As someone who did not have the capacity to independently organize academic events on campus before, it took me some time to realize that such possibilities, with some constraints, are possible in the new academic environment. In other words, I learn that I can now form working groups (if I can garner critical support), host conferences, or run certain social events, as long as I know which institutions and people I can go to for the different things. For people from non-US institutions, such processes are, by and large, not as transparent and also tend to be rather politically infused and hierarchical. Hence, if you desire to organize a film festival featuring the best films from your home country, or even a night of poetry and literary reading, this is your chance to do so.

 

Now comes the more ‘fun’ part. While it is strenuous to attempt navigating the social and cultural aspect of one’s new home while trying to maintain good standing in graduate school, there are occasional opportunities to do so, and I managed to use travelling for conferences and short courses as a way for me to learn more about the different parts of the very huge country with its broad spectrum of cultural practices and traditions.

 

Of course, maybe because I am out there on my own with no protection of familiarity (or even family in this country), I am more vulnerable to having some of the weirdest things happening to me, such as the many times I have been stranded with no buses home (I did not have a car for many years) and even having to once, in a strange town, walk two hours in the dark, to return to my hotel. Of course, in the course of taking America’s public transport of various kind (mainly the plane, bus and the train) or just from taking long walks, I have had interesting encounters with the mentally-ill, the homeless, the disenfranchised, and also individuals who probably exoticize me as this ‘Asian chic’ with a strange accent. 

 

In conversations with the everyday American, I am often humbled to realize how much of a bubble academia is and how much it is of an unknown territory for most Americans. As it is, I never like talking about my status as a graduate student in the rare occasions I venture home as I lack the ability to translate the rarefied environment of American higher education that is even more alien for most of the people in my home country to an everyday vernacular in a manner comprehensible (blame my translation skills if you must). But I find that, even if we share the same language in this country, academic life is so replete with its own jargons and assumptions that many people outside of it find the former completely incomprehensible. This has gotten me thinking real hard as to how to make my intellectual work more useful and accessible to the everyday person.

 

Finally, even though it has not always been easy, I have managed to find a community of people who understand and know that I am not like them, but who accept me despite of that. In fact, some have managed to help me realize that my difference itself is something to be celebrated rather than to hide, which I was guilty of attempting to do doing in my early years here as I was then overtly self-conscious and desperate to fit in, a feeling I have never had since my days in grade school.  What is required is a sense of humility and being open to something that may not seem attractive at first glance. As an international student, I learn to be practical, to be more savvy about my rights, resourceful in finding out things, and also make full use of certain facilities that can help improve my professional standing.

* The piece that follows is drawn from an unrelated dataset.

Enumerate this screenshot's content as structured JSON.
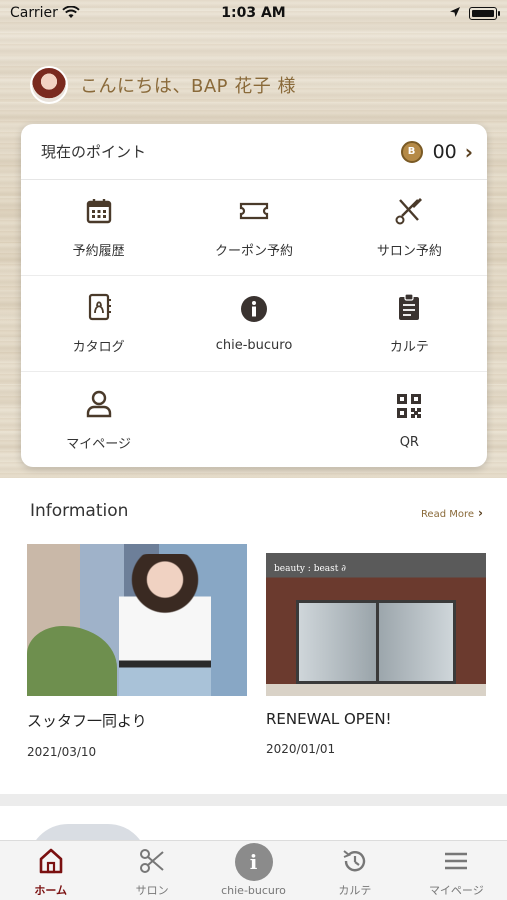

Advertisements
No comments yet

Leave a Reply

Fill in your details below or click an icon to log in:

WordPress.com Logo

You are commenting using your WordPress.com account. Log Out / Change )

Twitter picture

You are commenting using your Twitter account. Log Out / Change )

Facebook photo

You are commenting using your Facebook account. Log Out / Change )

Google+ photo

You are commenting using your Google+ account. Log Out / Change )

Connecting to %s

%d bloggers like this: